Light reached Earth
Distance Ly
Cassiopeia A
17th C
Crab Nebula SN1054
1054 AD
Tycho’s SN1572
1572 AD
Sagittarius A (E)
Veil Nebula
1,400 – 2,600
Kepler’s SN1604
Vela SNR
11th – 9th Millennium BC


Some of these sources are too difficult for the amateur to observe: either they are too weak or at too low a declination for observers in the UK. For example, Sagittarius A cannot be observed from the southern UK as it lies too close to the horizon, and ground noise will enter the antenna beam and mask the source. The easiest supernova remnants to detect are Cassiopeia A (Right Ascension: 23:23:21 & Declination: 58:49:59) and Taurus A - the Crab Nebula ( Right Ascension: 05:34:30 & Declination: 22:00:57). Unfortunately they both lie close to the galactic plane and this can make it difficult to separate them out from the integrated galactic emissions. See Figures 8.1 and 8.2(11)

Figure 8.1 Location of Cassiopeia A

Cassiopeia A (3C461) lies in the outer edge of the galactic plane as seen from Earth. It is a very strong source at many wavelengths. In this picture from Radio Eyes(11) its intensity at 408MHz is given as 5500Jy.

Figure 8.2 Location of Taurus A (Crab Nebula)

Taurus A (3C144) also lies in the outer galactic plane and has an intensity at 408MHz of around 1200Jy.

A good way to separate out point-like supernova remnant sources from the galactic background is to use a radio interferometer which will produce 'fringes' from the point source, but not from the widespread background. An example may be seen in Figure 8.3.

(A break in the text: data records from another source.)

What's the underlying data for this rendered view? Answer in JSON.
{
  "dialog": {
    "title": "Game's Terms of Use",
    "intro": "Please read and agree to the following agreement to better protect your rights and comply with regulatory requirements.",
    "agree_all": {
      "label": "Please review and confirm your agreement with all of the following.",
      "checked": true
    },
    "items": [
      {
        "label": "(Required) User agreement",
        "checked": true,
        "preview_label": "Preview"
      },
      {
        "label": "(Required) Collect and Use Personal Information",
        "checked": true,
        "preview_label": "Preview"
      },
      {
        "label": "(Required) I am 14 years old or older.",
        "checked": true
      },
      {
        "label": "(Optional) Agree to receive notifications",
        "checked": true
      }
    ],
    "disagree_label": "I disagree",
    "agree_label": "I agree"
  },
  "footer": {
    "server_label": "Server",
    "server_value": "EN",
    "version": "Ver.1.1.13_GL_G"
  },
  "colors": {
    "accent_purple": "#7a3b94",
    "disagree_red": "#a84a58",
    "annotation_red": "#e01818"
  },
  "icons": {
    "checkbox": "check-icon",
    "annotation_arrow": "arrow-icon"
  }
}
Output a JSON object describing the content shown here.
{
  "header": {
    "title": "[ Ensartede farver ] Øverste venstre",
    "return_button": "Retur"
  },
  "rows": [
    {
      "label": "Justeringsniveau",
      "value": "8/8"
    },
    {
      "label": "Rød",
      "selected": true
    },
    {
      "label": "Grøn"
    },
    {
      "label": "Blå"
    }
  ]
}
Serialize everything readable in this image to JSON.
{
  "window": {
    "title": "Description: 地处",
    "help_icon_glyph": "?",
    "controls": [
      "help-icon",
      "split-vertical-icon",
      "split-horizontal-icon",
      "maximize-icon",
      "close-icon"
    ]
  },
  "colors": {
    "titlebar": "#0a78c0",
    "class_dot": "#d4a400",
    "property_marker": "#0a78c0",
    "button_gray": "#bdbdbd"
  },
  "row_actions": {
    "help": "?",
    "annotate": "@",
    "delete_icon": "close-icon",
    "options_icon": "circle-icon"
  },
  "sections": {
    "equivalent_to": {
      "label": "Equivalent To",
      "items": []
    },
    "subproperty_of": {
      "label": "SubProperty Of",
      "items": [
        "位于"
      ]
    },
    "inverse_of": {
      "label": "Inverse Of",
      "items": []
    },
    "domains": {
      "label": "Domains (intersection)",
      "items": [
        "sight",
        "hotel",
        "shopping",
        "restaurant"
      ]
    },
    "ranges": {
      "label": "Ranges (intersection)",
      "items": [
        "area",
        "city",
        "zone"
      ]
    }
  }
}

Figure 8.3 Separation of Taurus A from galactic background

Note that the 'hump' on which the fringes sit is due to the background emissions from the galactic plane. The fringes can easily be separated out with software as shown in Figure 8.4.

Figure 8.4 Amateur detection of the Crab Nebula

The Crab nebula supernova remnant is a beautiful visual and radio object - See Figures 8.5 & 8.6.

The remains of the original star has collapsed to a Neutron star and is a Pulsar spinning at 30 times at second and emitting its own special radiation pattern, but at levels much below that of the whole supernova remnant. Pulsars will be discussed in section 10.

Figure 8.5 Crab Nebula (optical) Figure 8.6 Crab Nebula Radio @ 5GHz